In computing, pupils are studying the lives of influential African-American computer science pioneers such as Booker T. Washington, Jake Johnson, Gwendolyn Brooks, Vivien Thomas, and many more. The geography department is studying cultural diversity and citizenship and how that impacts minorities across the globe. GCSE students are looking into the poverty of countries like Haiti and how it links to the slave trade and colonial debt.
Psychology classes are investigating the lack of cultural diversity in research and how this affects our understanding of psychology and issues around the diagnosis of mental illness for people from minorities.
The languages are covering a whole range of cultures and how they permeate all aspects of our lives, from famous black sports players to the celebration of Franco-African music and Spanish Cuban dance. The music department is studying black classical artists such as Joseph Bologne and is looking at the impact of black African culture in the USA through the slave trade, the rise of Minstrelsy, Ragtime, and the Blues.
In PE, GCSE pupils will be studying and researching some of the socio-cultural issues surrounding participation within physical activity and sport. A-level PE students will explore the ‘Black Power Salute’ and some of the socio-cultural impacts this has had on the future of the sport.
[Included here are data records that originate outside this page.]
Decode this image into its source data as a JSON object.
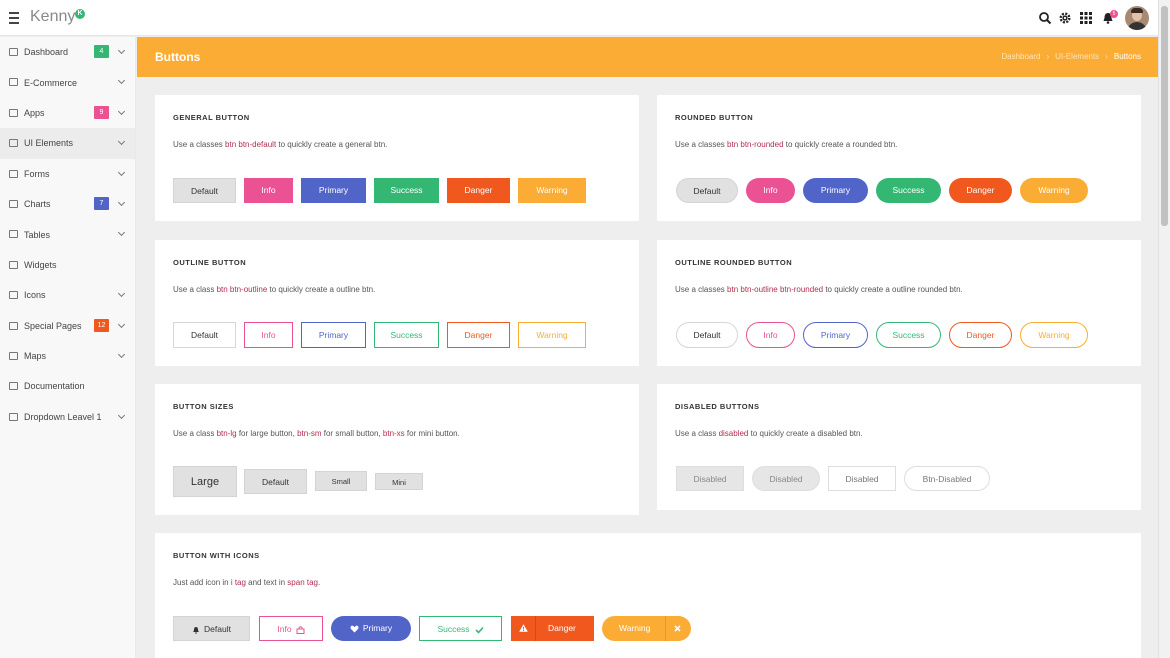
{
  "app": {
    "name": "Kenny",
    "logo_mark": "K",
    "notif_count": "5"
  },
  "colors": {
    "accent": "#fbac34",
    "info": "#ea5294",
    "primary": "#5165c9",
    "success": "#35b774",
    "danger": "#f0581e",
    "warning": "#fbac34"
  },
  "topbar_icons": [
    "menu-icon",
    "search-icon",
    "gear-icon",
    "grid-icon",
    "bell-icon",
    "avatar"
  ],
  "sidebar": {
    "items": [
      {
        "label": "Dashboard",
        "icon": "dashboard-icon",
        "badge": "4",
        "badge_color": "#35b774",
        "chevron": true
      },
      {
        "label": "E-Commerce",
        "icon": "cart-icon",
        "badge": "",
        "chevron": true
      },
      {
        "label": "Apps",
        "icon": "apps-icon",
        "badge": "9",
        "badge_color": "#ea5294",
        "chevron": true
      },
      {
        "label": "UI Elements",
        "icon": "ui-elements-icon",
        "badge": "",
        "chevron": true
      },
      {
        "label": "Forms",
        "icon": "forms-icon",
        "badge": "",
        "chevron": true
      },
      {
        "label": "Charts",
        "icon": "chart-icon",
        "badge": "7",
        "badge_color": "#5165c9",
        "chevron": true
      },
      {
        "label": "Tables",
        "icon": "list-icon",
        "badge": "",
        "chevron": true
      },
      {
        "label": "Widgets",
        "icon": "widgets-icon",
        "badge": "",
        "chevron": false
      },
      {
        "label": "Icons",
        "icon": "dots-icon",
        "badge": "",
        "chevron": true
      },
      {
        "label": "Special Pages",
        "icon": "layers-icon",
        "badge": "12",
        "badge_color": "#f0581e",
        "chevron": true
      },
      {
        "label": "Maps",
        "icon": "map-icon",
        "badge": "",
        "chevron": true
      },
      {
        "label": "Documentation",
        "icon": "document-icon",
        "badge": "",
        "chevron": false
      },
      {
        "label": "Dropdown Leavel 1",
        "icon": "dropdown-icon",
        "badge": "",
        "chevron": true
      }
    ]
  },
  "header": {
    "title": "Buttons",
    "breadcrumbs": [
      "Dashboard",
      "UI-Elements",
      "Buttons"
    ]
  },
  "cards": {
    "general": {
      "title": "GENERAL BUTTON",
      "desc_pre": "Use a classes ",
      "desc_code": "btn btn-default",
      "desc_post": " to quickly create a general btn.",
      "buttons": [
        "Default",
        "Info",
        "Primary",
        "Success",
        "Danger",
        "Warning"
      ]
    },
    "rounded": {
      "title": "ROUNDED BUTTON",
      "desc_pre": "Use a classes ",
      "desc_code": "btn btn-rounded",
      "desc_post": " to quickly create a rounded btn.",
      "buttons": [
        "Default",
        "Info",
        "Primary",
        "Success",
        "Danger",
        "Warning"
      ]
    },
    "outline": {
      "title": "OUTLINE BUTTON",
      "desc_pre": "Use a class ",
      "desc_code": "btn btn-outline",
      "desc_post": " to quickly create a outline btn.",
      "buttons": [
        "Default",
        "Info",
        "Primary",
        "Success",
        "Danger",
        "Warning"
      ]
    },
    "outline_rounded": {
      "title": "OUTLINE ROUNDED BUTTON",
      "desc_pre": "Use a classes ",
      "desc_code": "btn btn-outline btn-rounded",
      "desc_post": " to quickly create a outline rounded btn.",
      "buttons": [
        "Default",
        "Info",
        "Primary",
        "Success",
        "Danger",
        "Warning"
      ]
    },
    "sizes": {
      "title": "BUTTON SIZES",
      "desc_a": "Use a class ",
      "code_a": "btn-lg",
      "desc_b": " for large button, ",
      "code_b": "btn-sm",
      "desc_c": " for small button, ",
      "code_c": "btn-xs",
      "desc_d": " for mini button.",
      "buttons": [
        "Large",
        "Default",
        "Small",
        "Mini"
      ]
    },
    "disabled": {
      "title": "DISABLED BUTTONS",
      "desc_pre": "Use a class ",
      "desc_code": "disabled",
      "desc_post": " to quickly create a disabled btn.",
      "buttons": [
        "Disabled",
        "Disabled",
        "Disabled",
        "Btn-Disabled"
      ]
    },
    "icons": {
      "title": "BUTTON WITH ICONS",
      "desc_a": "Just add icon in ",
      "code_a": "i tag",
      "desc_b": " and text in ",
      "code_b": "span tag",
      "desc_c": ".",
      "buttons": [
        {
          "label": "Default",
          "icon": "bell-icon"
        },
        {
          "label": "Info",
          "icon": "shopping-bag-icon"
        },
        {
          "label": "Primary",
          "icon": "heart-icon"
        },
        {
          "label": "Success",
          "icon": "check-icon"
        },
        {
          "label": "Danger",
          "icon": "warning-icon"
        },
        {
          "label": "Warning",
          "icon": "close-icon"
        }
      ]
    }
  }
}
PSCHE and RS are looking at the history of the Black Lives Matter movement and studying the likes of Malcolm X. An ethics class will be writing an open letter to the examination body Edexcel, questioning the lack of black philosophers in their course.
As you can see, there is a lot going on in the Pangbourne curriculum that is being done to celebrate Black History Month and there is so much more in store, not just for this month but also in the future, to actively celebrate black people.
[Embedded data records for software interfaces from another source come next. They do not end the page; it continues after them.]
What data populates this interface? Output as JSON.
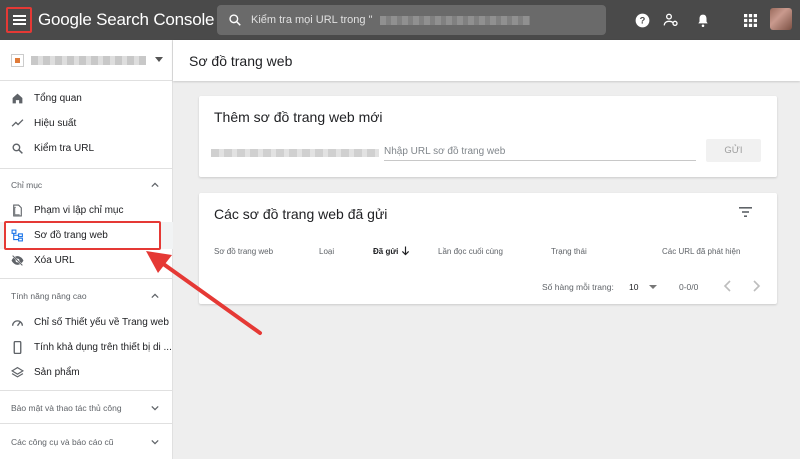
{
  "header": {
    "app_title": "Google Search Console",
    "search_placeholder": "Kiểm tra mọi URL trong \""
  },
  "sidebar": {
    "items": [
      {
        "label": "Tổng quan",
        "icon": "home-icon"
      },
      {
        "label": "Hiệu suất",
        "icon": "trending-icon"
      },
      {
        "label": "Kiểm tra URL",
        "icon": "search-icon"
      }
    ],
    "sections": {
      "index": {
        "title": "Chỉ mục",
        "items": [
          {
            "label": "Phạm vi lập chỉ mục",
            "icon": "file-icon"
          },
          {
            "label": "Sơ đồ trang web",
            "icon": "sitemap-icon"
          },
          {
            "label": "Xóa URL",
            "icon": "visibility-off-icon"
          }
        ]
      },
      "enhancements": {
        "title": "Tính năng nâng cao",
        "items": [
          {
            "label": "Chỉ số Thiết yếu về Trang web",
            "icon": "speed-icon"
          },
          {
            "label": "Tính khả dụng trên thiết bị di ...",
            "icon": "phone-icon"
          },
          {
            "label": "Sản phẩm",
            "icon": "layers-icon"
          }
        ]
      },
      "security": {
        "title": "Bảo mật và thao tác thủ công"
      },
      "legacy": {
        "title": "Các công cụ và báo cáo cũ"
      }
    }
  },
  "page": {
    "title": "Sơ đồ trang web"
  },
  "add_sitemap": {
    "title": "Thêm sơ đồ trang web mới",
    "input_placeholder": "Nhập URL sơ đồ trang web",
    "submit_label": "GỬI"
  },
  "submitted": {
    "title": "Các sơ đồ trang web đã gửi",
    "columns": [
      "Sơ đồ trang web",
      "Loại",
      "Đã gửi",
      "Lần đọc cuối cùng",
      "Trạng thái",
      "Các URL đã phát hiện"
    ],
    "rows_per_page_label": "Số hàng mỗi trang:",
    "rows_per_page_value": "10",
    "range": "0-0/0"
  },
  "colors": {
    "topbar": "#4a4a4a",
    "highlight": "#e53935"
  }
}
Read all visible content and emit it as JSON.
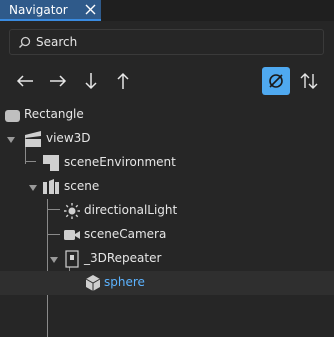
{
  "tab": {
    "label": "Navigator"
  },
  "search": {
    "placeholder": "Search"
  },
  "toolbar": {
    "buttons": [
      "arrow-left",
      "arrow-right",
      "arrow-down",
      "arrow-up"
    ],
    "filter_active": true
  },
  "tree": {
    "items": [
      {
        "label": "Rectangle"
      },
      {
        "label": "view3D"
      },
      {
        "label": "sceneEnvironment"
      },
      {
        "label": "scene"
      },
      {
        "label": "directionalLight"
      },
      {
        "label": "sceneCamera"
      },
      {
        "label": "_3DRepeater"
      },
      {
        "label": "sphere"
      }
    ]
  },
  "colors": {
    "background": "#262626",
    "tab_active": "#2f5a8a",
    "accent": "#4fa9f0",
    "selected_text": "#5cb3ff"
  }
}
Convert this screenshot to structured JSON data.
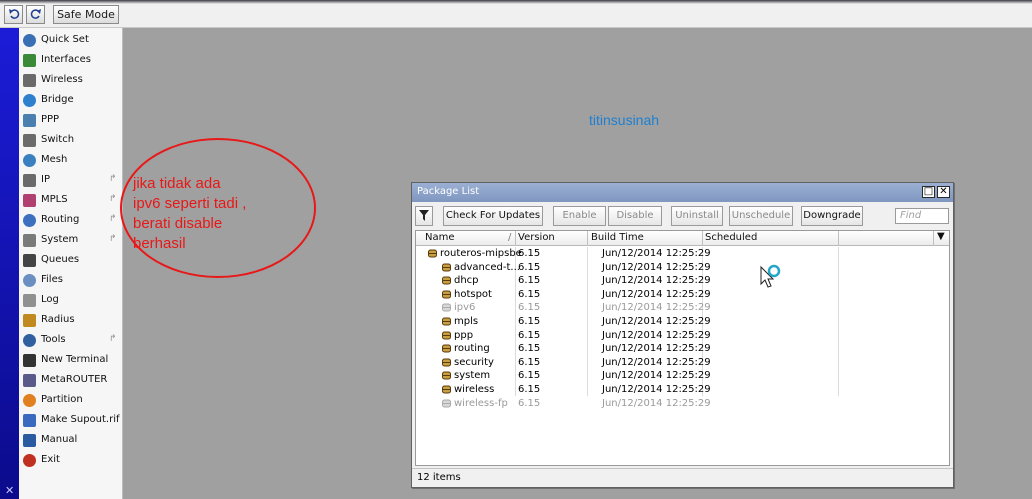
{
  "toolbar": {
    "undo_icon": "undo-icon",
    "redo_icon": "redo-icon",
    "safe_mode_label": "Safe Mode"
  },
  "sidebar": {
    "items": [
      {
        "label": "Quick Set",
        "icon": "magic-wand-icon",
        "submenu": false
      },
      {
        "label": "Interfaces",
        "icon": "interface-icon",
        "submenu": false
      },
      {
        "label": "Wireless",
        "icon": "antenna-icon",
        "submenu": false
      },
      {
        "label": "Bridge",
        "icon": "bridge-icon",
        "submenu": false
      },
      {
        "label": "PPP",
        "icon": "ppp-icon",
        "submenu": false
      },
      {
        "label": "Switch",
        "icon": "switch-icon",
        "submenu": false
      },
      {
        "label": "Mesh",
        "icon": "mesh-icon",
        "submenu": false
      },
      {
        "label": "IP",
        "icon": "ip-icon",
        "submenu": true
      },
      {
        "label": "MPLS",
        "icon": "mpls-icon",
        "submenu": true
      },
      {
        "label": "Routing",
        "icon": "routing-icon",
        "submenu": true
      },
      {
        "label": "System",
        "icon": "gear-icon",
        "submenu": true
      },
      {
        "label": "Queues",
        "icon": "queues-icon",
        "submenu": false
      },
      {
        "label": "Files",
        "icon": "folder-icon",
        "submenu": false
      },
      {
        "label": "Log",
        "icon": "log-icon",
        "submenu": false
      },
      {
        "label": "Radius",
        "icon": "radius-icon",
        "submenu": false
      },
      {
        "label": "Tools",
        "icon": "tools-icon",
        "submenu": true
      },
      {
        "label": "New Terminal",
        "icon": "terminal-icon",
        "submenu": false
      },
      {
        "label": "MetaROUTER",
        "icon": "metarouter-icon",
        "submenu": false
      },
      {
        "label": "Partition",
        "icon": "partition-icon",
        "submenu": false
      },
      {
        "label": "Make Supout.rif",
        "icon": "document-icon",
        "submenu": false
      },
      {
        "label": "Manual",
        "icon": "help-icon",
        "submenu": false
      },
      {
        "label": "Exit",
        "icon": "exit-icon",
        "submenu": false
      }
    ],
    "submenu_arrow": "↱"
  },
  "watermark": "titinsusinah",
  "annotation": {
    "lines": [
      "jika tidak ada",
      "ipv6 seperti tadi ,",
      "berati disable",
      "berhasil"
    ],
    "color": "#e81818"
  },
  "package_window": {
    "title": "Package List",
    "filter_icon": "filter-icon",
    "buttons": {
      "check_updates": "Check For Updates",
      "enable": "Enable",
      "disable": "Disable",
      "uninstall": "Uninstall",
      "unschedule": "Unschedule",
      "downgrade": "Downgrade"
    },
    "find_placeholder": "Find",
    "columns": {
      "name": "Name",
      "sort": "/",
      "version": "Version",
      "build_time": "Build Time",
      "scheduled": "Scheduled"
    },
    "rows": [
      {
        "name": "routeros-mipsbe",
        "version": "6.15",
        "build": "Jun/12/2014 12:25:29",
        "scheduled": "",
        "disabled": false,
        "level": 0
      },
      {
        "name": "advanced-t...",
        "version": "6.15",
        "build": "Jun/12/2014 12:25:29",
        "scheduled": "",
        "disabled": false,
        "level": 1
      },
      {
        "name": "dhcp",
        "version": "6.15",
        "build": "Jun/12/2014 12:25:29",
        "scheduled": "",
        "disabled": false,
        "level": 1
      },
      {
        "name": "hotspot",
        "version": "6.15",
        "build": "Jun/12/2014 12:25:29",
        "scheduled": "",
        "disabled": false,
        "level": 1
      },
      {
        "name": "ipv6",
        "version": "6.15",
        "build": "Jun/12/2014 12:25:29",
        "scheduled": "",
        "disabled": true,
        "level": 1
      },
      {
        "name": "mpls",
        "version": "6.15",
        "build": "Jun/12/2014 12:25:29",
        "scheduled": "",
        "disabled": false,
        "level": 1
      },
      {
        "name": "ppp",
        "version": "6.15",
        "build": "Jun/12/2014 12:25:29",
        "scheduled": "",
        "disabled": false,
        "level": 1
      },
      {
        "name": "routing",
        "version": "6.15",
        "build": "Jun/12/2014 12:25:29",
        "scheduled": "",
        "disabled": false,
        "level": 1
      },
      {
        "name": "security",
        "version": "6.15",
        "build": "Jun/12/2014 12:25:29",
        "scheduled": "",
        "disabled": false,
        "level": 1
      },
      {
        "name": "system",
        "version": "6.15",
        "build": "Jun/12/2014 12:25:29",
        "scheduled": "",
        "disabled": false,
        "level": 1
      },
      {
        "name": "wireless",
        "version": "6.15",
        "build": "Jun/12/2014 12:25:29",
        "scheduled": "",
        "disabled": false,
        "level": 1
      },
      {
        "name": "wireless-fp",
        "version": "6.15",
        "build": "Jun/12/2014 12:25:29",
        "scheduled": "",
        "disabled": true,
        "level": 1
      }
    ],
    "status": "12 items"
  },
  "colors": {
    "accent": "#0b0b8c",
    "title_bar": "#8ea3ca",
    "disabled_text": "#9a9a9a"
  }
}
Now you may ask, why are we doing all of this? Well, when planning for this month, I quickly discovered that so many people didn’t even know what Black History Month was, so educating and teaching people was a prominent reason for this movement. But the reality is, there are so many underappreciated black people in the world who have influenced every part of society which we aren’t even aware of.
“My humanity is bound up in yours, for we can only be human together.”
Racism and discrimination has been going on for as long as we can remember, so Black History Month is about reclaiming the power black people have lost in as many ways as we can. It’s time to make a change and this is just a small way to start.
So as we celebrate this month, remember what we are doing it for, remember the struggles people faced to get the world to where it is today, remember the importance of other people’s cultures, understand what it means to love one another, treat each other with kindness and respect, believe in change and most importantly, learn to celebrate one another.
“One day our descendants will think it incredible that we paid so much attention to things like the amount of melanin in our skin or the shape of our eyes or our gender instead of the unique identities of each of us as complex human beings.”
—Franklin Thomas, activist, philanthropist, and former president of the Ford Foundation